Pearl V. Ascue was born and raised in what is referred to by natives as “two-mile.” It’s an area about two miles from downtown Charleston near The Old Village. It was also zoned for Laing Elementary when Ascue was growing up. She attended the school, which was the first opened for Black children post-Civil War, until junior high.
The school started in a defunct Presbyterian church that had been riddled with bullets during the war. It was championed by an abolitionist named Cornelia Hancock and brought to fruition with the help of some local benefactors who knew children of color needed a place to become educated.
Ascue said, “It was an innovation at the time. Black and white folks came together to make sure Black children got an education and to acknowledge they are now a part of the United States.”
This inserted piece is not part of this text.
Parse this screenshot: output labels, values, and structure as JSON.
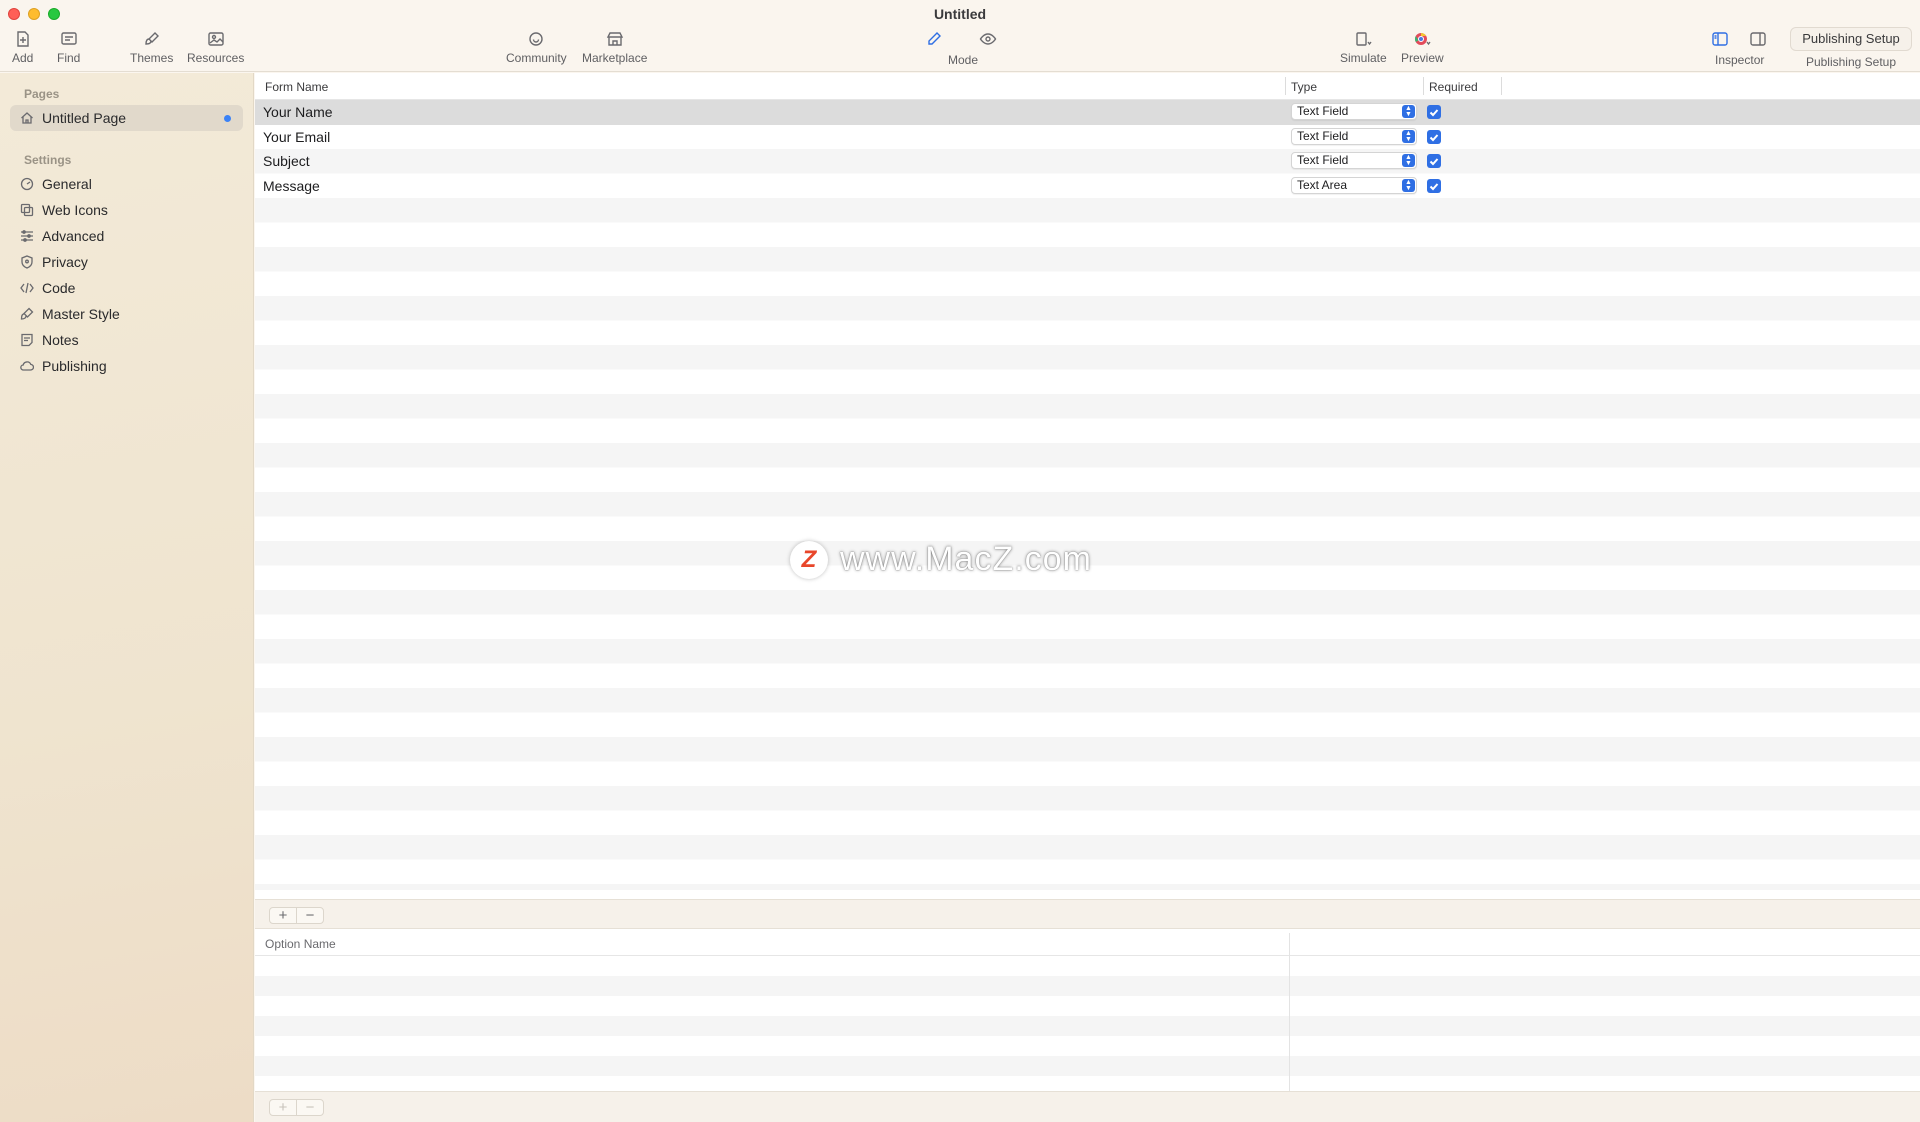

The school did more than teach basic reading and writing; they taught trades to ensure those who matriculated there would be able to join the workforce. Training in woodworking, shoe repair, sewing, brick masonry and more was made available. It was also the first school in South Carolina to welcome veterans back after service.
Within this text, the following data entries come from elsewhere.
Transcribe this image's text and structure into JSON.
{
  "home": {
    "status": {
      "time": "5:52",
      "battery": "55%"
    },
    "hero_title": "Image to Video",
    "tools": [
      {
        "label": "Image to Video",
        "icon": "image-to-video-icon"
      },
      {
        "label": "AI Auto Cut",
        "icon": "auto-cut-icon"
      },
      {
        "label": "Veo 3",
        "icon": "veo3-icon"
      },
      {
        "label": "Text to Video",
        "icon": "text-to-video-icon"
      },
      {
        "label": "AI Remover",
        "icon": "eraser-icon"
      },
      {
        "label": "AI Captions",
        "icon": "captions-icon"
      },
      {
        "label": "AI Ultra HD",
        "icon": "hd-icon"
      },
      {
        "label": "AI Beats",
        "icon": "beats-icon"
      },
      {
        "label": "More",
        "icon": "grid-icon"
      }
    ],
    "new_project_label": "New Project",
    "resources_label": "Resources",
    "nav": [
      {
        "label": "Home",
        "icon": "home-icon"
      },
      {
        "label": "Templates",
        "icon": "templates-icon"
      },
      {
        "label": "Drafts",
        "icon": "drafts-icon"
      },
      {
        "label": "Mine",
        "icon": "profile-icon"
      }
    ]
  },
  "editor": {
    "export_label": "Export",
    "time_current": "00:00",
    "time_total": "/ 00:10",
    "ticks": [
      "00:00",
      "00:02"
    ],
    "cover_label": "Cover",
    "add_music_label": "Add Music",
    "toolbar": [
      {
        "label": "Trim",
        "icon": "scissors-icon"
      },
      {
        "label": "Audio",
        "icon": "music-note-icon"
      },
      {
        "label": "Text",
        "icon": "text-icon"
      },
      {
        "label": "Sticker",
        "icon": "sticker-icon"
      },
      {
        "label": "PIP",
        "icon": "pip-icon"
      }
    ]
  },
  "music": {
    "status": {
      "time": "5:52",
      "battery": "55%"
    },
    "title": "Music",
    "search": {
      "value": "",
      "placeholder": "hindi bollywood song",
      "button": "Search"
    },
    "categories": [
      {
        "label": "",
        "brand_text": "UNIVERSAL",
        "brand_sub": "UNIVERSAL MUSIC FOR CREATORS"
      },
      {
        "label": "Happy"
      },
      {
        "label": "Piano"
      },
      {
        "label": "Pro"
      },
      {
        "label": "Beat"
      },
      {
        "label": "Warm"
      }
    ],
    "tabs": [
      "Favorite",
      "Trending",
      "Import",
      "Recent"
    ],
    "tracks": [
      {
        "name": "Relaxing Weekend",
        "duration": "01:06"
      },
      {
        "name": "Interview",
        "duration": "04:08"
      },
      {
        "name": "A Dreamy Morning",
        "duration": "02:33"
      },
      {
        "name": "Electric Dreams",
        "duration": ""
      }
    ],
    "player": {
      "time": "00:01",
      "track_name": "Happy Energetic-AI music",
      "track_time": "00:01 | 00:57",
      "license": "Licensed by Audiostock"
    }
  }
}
The school solely served the Black community until the time of integration in the 1960s. Today, descendants of Laing’s students still benefit from the education provided to their ancestors. It opened options for entire bloodlines.
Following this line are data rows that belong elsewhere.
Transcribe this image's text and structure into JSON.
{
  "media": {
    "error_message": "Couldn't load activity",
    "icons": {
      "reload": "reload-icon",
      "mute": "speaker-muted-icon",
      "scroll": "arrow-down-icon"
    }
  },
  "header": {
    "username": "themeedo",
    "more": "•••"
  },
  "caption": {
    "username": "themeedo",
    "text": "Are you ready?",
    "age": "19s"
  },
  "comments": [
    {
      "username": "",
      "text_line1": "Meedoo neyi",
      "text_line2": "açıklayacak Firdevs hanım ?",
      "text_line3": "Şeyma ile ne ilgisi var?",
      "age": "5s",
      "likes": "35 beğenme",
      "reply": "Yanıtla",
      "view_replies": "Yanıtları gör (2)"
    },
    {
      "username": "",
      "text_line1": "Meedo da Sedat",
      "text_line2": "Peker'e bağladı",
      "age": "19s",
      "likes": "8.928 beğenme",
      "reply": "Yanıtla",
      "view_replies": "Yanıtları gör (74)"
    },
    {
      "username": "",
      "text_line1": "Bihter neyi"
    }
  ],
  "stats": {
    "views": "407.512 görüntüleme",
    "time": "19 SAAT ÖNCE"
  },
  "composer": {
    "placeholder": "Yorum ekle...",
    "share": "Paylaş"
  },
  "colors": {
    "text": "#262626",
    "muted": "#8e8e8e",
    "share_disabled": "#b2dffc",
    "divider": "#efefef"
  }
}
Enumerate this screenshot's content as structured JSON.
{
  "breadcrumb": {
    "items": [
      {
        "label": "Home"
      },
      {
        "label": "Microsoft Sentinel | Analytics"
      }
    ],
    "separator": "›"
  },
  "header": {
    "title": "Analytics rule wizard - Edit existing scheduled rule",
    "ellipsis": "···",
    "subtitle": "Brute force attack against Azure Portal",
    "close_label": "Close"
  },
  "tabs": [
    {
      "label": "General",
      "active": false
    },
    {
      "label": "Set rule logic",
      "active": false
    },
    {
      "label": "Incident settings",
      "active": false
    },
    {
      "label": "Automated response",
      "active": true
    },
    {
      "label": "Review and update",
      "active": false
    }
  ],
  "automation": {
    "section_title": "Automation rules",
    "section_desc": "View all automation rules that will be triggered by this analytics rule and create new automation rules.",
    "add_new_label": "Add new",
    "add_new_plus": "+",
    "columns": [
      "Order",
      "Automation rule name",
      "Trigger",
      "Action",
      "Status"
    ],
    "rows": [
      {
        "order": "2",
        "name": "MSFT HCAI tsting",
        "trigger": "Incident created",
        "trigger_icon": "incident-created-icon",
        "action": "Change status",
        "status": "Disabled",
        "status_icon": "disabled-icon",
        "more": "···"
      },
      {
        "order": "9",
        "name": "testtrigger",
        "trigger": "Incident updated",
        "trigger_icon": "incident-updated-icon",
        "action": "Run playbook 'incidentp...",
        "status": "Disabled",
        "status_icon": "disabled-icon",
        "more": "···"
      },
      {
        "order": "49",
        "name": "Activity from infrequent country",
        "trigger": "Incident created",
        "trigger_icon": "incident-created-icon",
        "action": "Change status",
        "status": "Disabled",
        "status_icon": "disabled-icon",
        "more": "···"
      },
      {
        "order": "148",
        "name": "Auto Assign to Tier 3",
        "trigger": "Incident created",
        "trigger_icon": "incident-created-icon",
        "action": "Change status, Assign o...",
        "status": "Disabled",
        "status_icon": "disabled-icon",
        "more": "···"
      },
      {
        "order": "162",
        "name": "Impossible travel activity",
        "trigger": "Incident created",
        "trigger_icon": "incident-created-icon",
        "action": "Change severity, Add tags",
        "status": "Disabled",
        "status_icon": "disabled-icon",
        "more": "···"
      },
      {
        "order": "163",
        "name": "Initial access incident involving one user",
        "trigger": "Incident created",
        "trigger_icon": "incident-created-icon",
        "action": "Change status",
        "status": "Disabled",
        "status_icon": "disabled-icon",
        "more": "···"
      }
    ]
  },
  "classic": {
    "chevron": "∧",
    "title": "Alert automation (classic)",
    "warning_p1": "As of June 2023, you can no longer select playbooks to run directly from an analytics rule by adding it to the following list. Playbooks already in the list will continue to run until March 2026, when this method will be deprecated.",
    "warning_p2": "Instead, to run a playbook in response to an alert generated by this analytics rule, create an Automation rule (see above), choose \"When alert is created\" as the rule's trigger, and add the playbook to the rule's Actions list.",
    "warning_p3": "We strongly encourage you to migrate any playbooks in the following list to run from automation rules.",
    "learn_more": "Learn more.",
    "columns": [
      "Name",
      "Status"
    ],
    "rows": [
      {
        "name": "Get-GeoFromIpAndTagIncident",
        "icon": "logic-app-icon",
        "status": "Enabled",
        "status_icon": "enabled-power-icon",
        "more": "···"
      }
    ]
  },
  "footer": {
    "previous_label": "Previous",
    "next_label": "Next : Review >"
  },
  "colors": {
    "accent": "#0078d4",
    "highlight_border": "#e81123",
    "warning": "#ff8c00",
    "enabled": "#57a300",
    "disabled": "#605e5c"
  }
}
“The school gave us a chance in every realm of life,” Ascue affirmed.
Laing is now a middle school made up of children from many different backgrounds. However, people like Pearl Ascue are working hard to make sure its legacy is never lost. Pearl is part of The Laing School Association, which campaigned for the commemorative plaque to be placed at the school’s original site. She has also been a part of efforts to encourage former attendees to keep the history of Laing alive, while educating current students on the school’s rich past. The entire day was devoted to teaching the students the history of the school on its 150th anniversary.
In the words of Ascue, “The legacy of Laing means opportunity.”
That’s a message that she never wants to see fade. The Laing School Association is now working to form scholarships for students who want to attend any college originally founded for Black students.
In addition to honoring the history of Laing, Ascue is also working to keep the culture of Mount Pleasant’s Ten-Mile community alive. Once a part of Awendaw and now annexed by Mount Pleasant, this community began as a “settlement community.” These lands were often developed by Blacks near plantations in which they were formerly enslaved. They grew into self-sustaining communities where people of color could live, work and play.
In recent years, sprawl, development and rising real estate prices have started driving out native residents of these areas. As president of the Ten-Mile Neighborhood Association, Ascue is working alongside Charleston County to preserve the culture of her community by making it a historical preservation district. She stressed that this is being done in a positive way.
“We, as a people, are proud of our community. The culture here means a lot, and we are working to save it,” she noted.
Salvation may be the theme of everything Pearl Ascue does. These communities and schools were lifelines for so many. She doesn’t want to simply revere that. She wants to sustain the legacy and grow it for generations to come.